▶ [WORK INSTRUCTIONS] The data follows. Retype every entry exactly.
═══ SUPPLIED INFORMATION ═══
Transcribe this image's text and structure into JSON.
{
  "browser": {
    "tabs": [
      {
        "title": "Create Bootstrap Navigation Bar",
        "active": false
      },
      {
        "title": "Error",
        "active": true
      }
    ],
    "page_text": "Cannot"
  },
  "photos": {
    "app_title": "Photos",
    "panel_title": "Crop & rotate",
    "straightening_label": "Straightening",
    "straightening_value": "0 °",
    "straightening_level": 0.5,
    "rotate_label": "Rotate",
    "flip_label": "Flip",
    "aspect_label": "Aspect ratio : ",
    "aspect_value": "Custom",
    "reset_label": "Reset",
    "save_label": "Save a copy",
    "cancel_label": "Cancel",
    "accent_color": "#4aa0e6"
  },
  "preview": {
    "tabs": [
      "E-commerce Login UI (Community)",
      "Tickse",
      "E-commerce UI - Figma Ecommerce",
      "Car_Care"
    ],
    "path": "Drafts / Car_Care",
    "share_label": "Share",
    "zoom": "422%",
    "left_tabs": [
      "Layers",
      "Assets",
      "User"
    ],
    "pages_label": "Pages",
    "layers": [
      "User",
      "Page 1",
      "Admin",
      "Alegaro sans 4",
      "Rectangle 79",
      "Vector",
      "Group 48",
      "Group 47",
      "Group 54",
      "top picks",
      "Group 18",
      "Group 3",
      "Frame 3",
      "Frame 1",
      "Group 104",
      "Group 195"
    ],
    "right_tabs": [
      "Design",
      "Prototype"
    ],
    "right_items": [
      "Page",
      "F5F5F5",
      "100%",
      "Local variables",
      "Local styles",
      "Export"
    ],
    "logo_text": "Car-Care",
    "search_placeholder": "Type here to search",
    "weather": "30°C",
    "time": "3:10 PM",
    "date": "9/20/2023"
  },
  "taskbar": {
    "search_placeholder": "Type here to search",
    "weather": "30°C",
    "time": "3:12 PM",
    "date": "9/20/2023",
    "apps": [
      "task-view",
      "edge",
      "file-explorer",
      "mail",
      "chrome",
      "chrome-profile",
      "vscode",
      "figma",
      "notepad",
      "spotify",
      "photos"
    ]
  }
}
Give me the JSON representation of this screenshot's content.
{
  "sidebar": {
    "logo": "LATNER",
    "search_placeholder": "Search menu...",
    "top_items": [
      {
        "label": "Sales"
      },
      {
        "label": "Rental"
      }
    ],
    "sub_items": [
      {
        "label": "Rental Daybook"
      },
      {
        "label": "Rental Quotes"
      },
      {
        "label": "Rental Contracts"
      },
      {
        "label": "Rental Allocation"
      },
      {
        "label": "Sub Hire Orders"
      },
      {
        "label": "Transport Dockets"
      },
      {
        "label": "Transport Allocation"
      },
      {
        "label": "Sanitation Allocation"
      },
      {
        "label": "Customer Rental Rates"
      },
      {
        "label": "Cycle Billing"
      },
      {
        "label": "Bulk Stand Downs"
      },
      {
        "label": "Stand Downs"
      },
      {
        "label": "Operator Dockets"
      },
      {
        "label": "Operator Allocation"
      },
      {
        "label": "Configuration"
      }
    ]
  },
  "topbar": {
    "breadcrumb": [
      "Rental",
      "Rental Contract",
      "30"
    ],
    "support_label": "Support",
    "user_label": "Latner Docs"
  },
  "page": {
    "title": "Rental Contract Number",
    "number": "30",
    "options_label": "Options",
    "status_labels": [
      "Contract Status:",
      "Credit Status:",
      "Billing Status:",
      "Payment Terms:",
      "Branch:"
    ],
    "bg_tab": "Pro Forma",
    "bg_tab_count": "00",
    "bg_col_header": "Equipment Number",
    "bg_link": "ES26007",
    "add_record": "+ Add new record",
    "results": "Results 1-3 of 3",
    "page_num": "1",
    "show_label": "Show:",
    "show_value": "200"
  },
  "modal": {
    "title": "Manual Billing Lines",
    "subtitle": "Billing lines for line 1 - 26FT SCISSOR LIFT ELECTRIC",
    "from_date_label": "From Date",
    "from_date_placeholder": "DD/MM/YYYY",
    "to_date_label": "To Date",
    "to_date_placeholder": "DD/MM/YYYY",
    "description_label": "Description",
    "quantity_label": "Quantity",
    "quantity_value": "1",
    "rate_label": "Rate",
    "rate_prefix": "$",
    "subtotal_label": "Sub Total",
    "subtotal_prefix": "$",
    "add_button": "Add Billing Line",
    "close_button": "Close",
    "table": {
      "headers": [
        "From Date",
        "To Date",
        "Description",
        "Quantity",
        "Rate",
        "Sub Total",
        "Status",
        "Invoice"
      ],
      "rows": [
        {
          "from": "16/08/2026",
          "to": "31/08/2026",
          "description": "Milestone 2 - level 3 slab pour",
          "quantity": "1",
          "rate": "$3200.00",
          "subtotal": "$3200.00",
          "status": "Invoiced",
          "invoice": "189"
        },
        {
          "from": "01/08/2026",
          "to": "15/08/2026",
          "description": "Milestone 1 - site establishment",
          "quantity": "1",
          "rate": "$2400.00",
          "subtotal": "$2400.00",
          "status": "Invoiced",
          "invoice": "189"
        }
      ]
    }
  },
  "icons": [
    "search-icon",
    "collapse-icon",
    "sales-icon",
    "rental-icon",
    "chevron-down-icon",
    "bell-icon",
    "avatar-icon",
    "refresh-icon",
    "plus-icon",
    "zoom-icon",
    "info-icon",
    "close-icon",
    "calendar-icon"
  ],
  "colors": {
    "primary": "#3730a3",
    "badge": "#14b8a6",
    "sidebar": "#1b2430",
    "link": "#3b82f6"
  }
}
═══
▶ [EXPECTED ANSWER]
Transcribe this image's text and structure into JSON.
{
  "browser": {
    "tabs": [
      {
        "title": "Create Bootstrap Navigation Bar",
        "active": false
      },
      {
        "title": "Error",
        "active": true
      }
    ],
    "page_text": "Cannot"
  },
  "photos": {
    "app_title": "Photos",
    "panel_title": "Crop & rotate",
    "straightening_label": "Straightening",
    "straightening_value": "0 °",
    "straightening_level": 0.5,
    "rotate_label": "Rotate",
    "flip_label": "Flip",
    "aspect_label": "Aspect ratio : ",
    "aspect_value": "Custom",
    "reset_label": "Reset",
    "save_label": "Save a copy",
    "cancel_label": "Cancel",
    "accent_color": "#4aa0e6"
  },
  "preview": {
    "tabs": [
      "E-commerce Login UI (Community)",
      "Tickse",
      "E-commerce UI - Figma Ecommerce",
      "Car_Care"
    ],
    "path": "Drafts / Car_Care",
    "share_label": "Share",
    "zoom": "422%",
    "left_tabs": [
      "Layers",
      "Assets",
      "User"
    ],
    "pages_label": "Pages",
    "layers": [
      "User",
      "Page 1",
      "Admin",
      "Alegaro sans 4",
      "Rectangle 79",
      "Vector",
      "Group 48",
      "Group 47",
      "Group 54",
      "top picks",
      "Group 18",
      "Group 3",
      "Frame 3",
      "Frame 1",
      "Group 104",
      "Group 195"
    ],
    "right_tabs": [
      "Design",
      "Prototype"
    ],
    "right_items": [
      "Page",
      "F5F5F5",
      "100%",
      "Local variables",
      "Local styles",
      "Export"
    ],
    "logo_text": "Car-Care",
    "search_placeholder": "Type here to search",
    "weather": "30°C",
    "time": "3:10 PM",
    "date": "9/20/2023"
  },
  "taskbar": {
    "search_placeholder": "Type here to search",
    "weather": "30°C",
    "time": "3:12 PM",
    "date": "9/20/2023",
    "apps": [
      "task-view",
      "edge",
      "file-explorer",
      "mail",
      "chrome",
      "chrome-profile",
      "vscode",
      "figma",
      "notepad",
      "spotify",
      "photos"
    ]
  }
}
Give me the JSON representation of this screenshot's content.
{
  "sidebar": {
    "logo": "LATNER",
    "search_placeholder": "Search menu...",
    "top_items": [
      {
        "label": "Sales"
      },
      {
        "label": "Rental"
      }
    ],
    "sub_items": [
      {
        "label": "Rental Daybook"
      },
      {
        "label": "Rental Quotes"
      },
      {
        "label": "Rental Contracts"
      },
      {
        "label": "Rental Allocation"
      },
      {
        "label": "Sub Hire Orders"
      },
      {
        "label": "Transport Dockets"
      },
      {
        "label": "Transport Allocation"
      },
      {
        "label": "Sanitation Allocation"
      },
      {
        "label": "Customer Rental Rates"
      },
      {
        "label": "Cycle Billing"
      },
      {
        "label": "Bulk Stand Downs"
      },
      {
        "label": "Stand Downs"
      },
      {
        "label": "Operator Dockets"
      },
      {
        "label": "Operator Allocation"
      },
      {
        "label": "Configuration"
      }
    ]
  },
  "topbar": {
    "breadcrumb": [
      "Rental",
      "Rental Contract",
      "30"
    ],
    "support_label": "Support",
    "user_label": "Latner Docs"
  },
  "page": {
    "title": "Rental Contract Number",
    "number": "30",
    "options_label": "Options",
    "status_labels": [
      "Contract Status:",
      "Credit Status:",
      "Billing Status:",
      "Payment Terms:",
      "Branch:"
    ],
    "bg_tab": "Pro Forma",
    "bg_tab_count": "00",
    "bg_col_header": "Equipment Number",
    "bg_link": "ES26007",
    "add_record": "+ Add new record",
    "results": "Results 1-3 of 3",
    "page_num": "1",
    "show_label": "Show:",
    "show_value": "200"
  },
  "modal": {
    "title": "Manual Billing Lines",
    "subtitle": "Billing lines for line 1 - 26FT SCISSOR LIFT ELECTRIC",
    "from_date_label": "From Date",
    "from_date_placeholder": "DD/MM/YYYY",
    "to_date_label": "To Date",
    "to_date_placeholder": "DD/MM/YYYY",
    "description_label": "Description",
    "quantity_label": "Quantity",
    "quantity_value": "1",
    "rate_label": "Rate",
    "rate_prefix": "$",
    "subtotal_label": "Sub Total",
    "subtotal_prefix": "$",
    "add_button": "Add Billing Line",
    "close_button": "Close",
    "table": {
      "headers": [
        "From Date",
        "To Date",
        "Description",
        "Quantity",
        "Rate",
        "Sub Total",
        "Status",
        "Invoice"
      ],
      "rows": [
        {
          "from": "16/08/2026",
          "to": "31/08/2026",
          "description": "Milestone 2 - level 3 slab pour",
          "quantity": "1",
          "rate": "$3200.00",
          "subtotal": "$3200.00",
          "status": "Invoiced",
          "invoice": "189"
        },
        {
          "from": "01/08/2026",
          "to": "15/08/2026",
          "description": "Milestone 1 - site establishment",
          "quantity": "1",
          "rate": "$2400.00",
          "subtotal": "$2400.00",
          "status": "Invoiced",
          "invoice": "189"
        }
      ]
    }
  },
  "icons": [
    "search-icon",
    "collapse-icon",
    "sales-icon",
    "rental-icon",
    "chevron-down-icon",
    "bell-icon",
    "avatar-icon",
    "refresh-icon",
    "plus-icon",
    "zoom-icon",
    "info-icon",
    "close-icon",
    "calendar-icon"
  ],
  "colors": {
    "primary": "#3730a3",
    "badge": "#14b8a6",
    "sidebar": "#1b2430",
    "link": "#3b82f6"
  }
}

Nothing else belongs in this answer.